Landscape Photography

Landscape Photographer of the Year 2012

Classic View.          Commended.


In 2010 I mentioned that take a View, the Landscape photographer of the Year competition had become a benchmark that I measured my photography by.

It was therefore a personal disappointment not to get anything into the short list let alone the book last year but that perhaps reflected my growing workload due to the success of my living history business. As much as I wish I could dedicate more time to my photography, earning a living must come first.

I re-examined some of my work this year and reprocessed some old favourites from the original files. As a result this shot of Lindisfarne Castle finally made the book.

In my experience it is rare to get such a calm morning on Lindisfarne that a mist really lingers there.

I had walked down into the harbour well before dawn and as I approached the castle this mist was lazily drifting around creating ever changing scenes of pastel colours and hazy shapes.

The tide was low but rising and the posts of the old pier seemed to echo the outline of the fortress.

I usually work near the coast in a pair of Wellington boots and on this occasion I was very grateful for them. The water seemed to be rising much faster than the sun and I had to wait for the light to gain enough strength to lift the dark rocks in the foreground.

By the time the light was right and the mist just so, the water was scarcely an inch from the tops of my boots.

Incidentally this shot was from the same shoot that earned me a commendation in 2009 which just goes to show how important having the right conditions can be.

I did have one other shot that made the short list but in the end was not chosen for the book.

This is more recent. I first noticed these sea defences in 2006. I definitely reconnoitred them in 2007 but it was not until early this year that I finally decided how I would shoot them.

It seemed to me that the scene already had an otherworldly feel to it and I thought that a monochrome infrared capture would help to enhance that appearance.

Consulting the tide tables I timed my return from another location further West to get me there with plenty of time to set up at the best viewpoint.

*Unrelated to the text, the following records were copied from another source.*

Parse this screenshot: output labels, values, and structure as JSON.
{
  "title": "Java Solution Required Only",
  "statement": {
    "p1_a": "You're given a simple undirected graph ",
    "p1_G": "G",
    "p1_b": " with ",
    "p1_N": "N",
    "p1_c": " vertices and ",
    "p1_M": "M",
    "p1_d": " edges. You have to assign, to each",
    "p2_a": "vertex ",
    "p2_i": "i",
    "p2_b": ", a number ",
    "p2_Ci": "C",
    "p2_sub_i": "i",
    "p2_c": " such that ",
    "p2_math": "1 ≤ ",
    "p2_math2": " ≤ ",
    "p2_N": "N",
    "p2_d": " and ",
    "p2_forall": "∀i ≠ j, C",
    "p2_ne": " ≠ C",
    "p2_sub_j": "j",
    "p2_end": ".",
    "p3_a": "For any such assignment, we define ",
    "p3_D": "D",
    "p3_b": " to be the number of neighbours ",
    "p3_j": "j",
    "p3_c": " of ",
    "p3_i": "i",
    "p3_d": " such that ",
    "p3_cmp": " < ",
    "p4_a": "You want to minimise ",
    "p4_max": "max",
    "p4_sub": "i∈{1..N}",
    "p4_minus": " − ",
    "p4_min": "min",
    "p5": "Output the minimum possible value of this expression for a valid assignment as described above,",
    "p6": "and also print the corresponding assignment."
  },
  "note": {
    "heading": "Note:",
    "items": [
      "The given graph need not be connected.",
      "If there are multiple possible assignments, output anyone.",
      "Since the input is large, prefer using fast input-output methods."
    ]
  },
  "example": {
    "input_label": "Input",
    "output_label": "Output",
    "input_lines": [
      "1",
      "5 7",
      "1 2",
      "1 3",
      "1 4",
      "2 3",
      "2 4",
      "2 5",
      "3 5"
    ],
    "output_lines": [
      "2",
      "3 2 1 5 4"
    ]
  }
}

The ten minute long exposure needed allowed the shifting water to create a simple plane contrasting with the bristling geometric concrete forms.

In April, a couple of months after this shot was taken, a cargo ship ran aground here in a storm leaking oil as it foundered. I haven’t been back since but I wonder if this shot is even possible anymore.


Postscript: Sadly there has been some controversy about the competition this year. It’s not the first time and it probably won’t be the last. I won’t go into details but the photography forums and blogs are full of it as usual and a quick search will find more than enough to satisfy your curiosity if that is what you enjoy. One of the most vocal bloggers, who performed an almost forensic dissection of the controversial photographers work this year, has even attacked one of my entries in the past for being “clichéd”.

He didn’t bother to use my name, so I presume he had little knowledge of the rest of my work to go on, but it would appear that I did not meet his requirements as a photographer who deserved better recognition. So be it, we can’t all be in the cliques that believe they have the exclusive moral right to declare what is or isn’t “landscape photography”.

It would seem that one of their arguments is that a competition called “Landscape Photographer of the Year” rather than just “Photograph of the Year” should judge a portfolio rather than just individual images.

I can see some merit in that argument but that would naturally leave new talented photographers at a disadvantage compared to established professionals able to dedicate more time and effort to their photography. 

Another argument is that the competition should be judged by photographers rather than people from other fields. On the face of it a worthy proposal but again, within the tight knit and cliquey circles that such photographers move in, the danger is that anonymity would be difficult to maintain and once again new talent is at a disadvantage.

My feelings about the matter are relatively simple. All such competitions have their flaws and compromises. We are not measuring the fastest, the longest or the most accurate in the way that Olympic Medals are awarded. We are asking for subjective judgements that are subject to taste and fashions that change almost by the day. There are rules of course and they are there to provide as level a playing field as is possible but even they are subject to interpretation.

The real question should be, where is there a better competition for British landscape photographers?

When Charlie Waite started “Take a View” he created a real showcase for landscape photography in this country which offered the chance for anyone to gain recognition and interest in their work. For once this was not about who you knew or which clubs or courses you attended, it was about letting the images speak for themselves.

It is very easy for people to sit on the sidelines pontificating about how much better it would be if they were doing it. It just seems a lot more difficult to get off their backsides and actually do it.

In spite of the controversies and critics, I for one will continue to support the Landscape Photographer of the Year in whatever form it takes in the future.   Long may it last.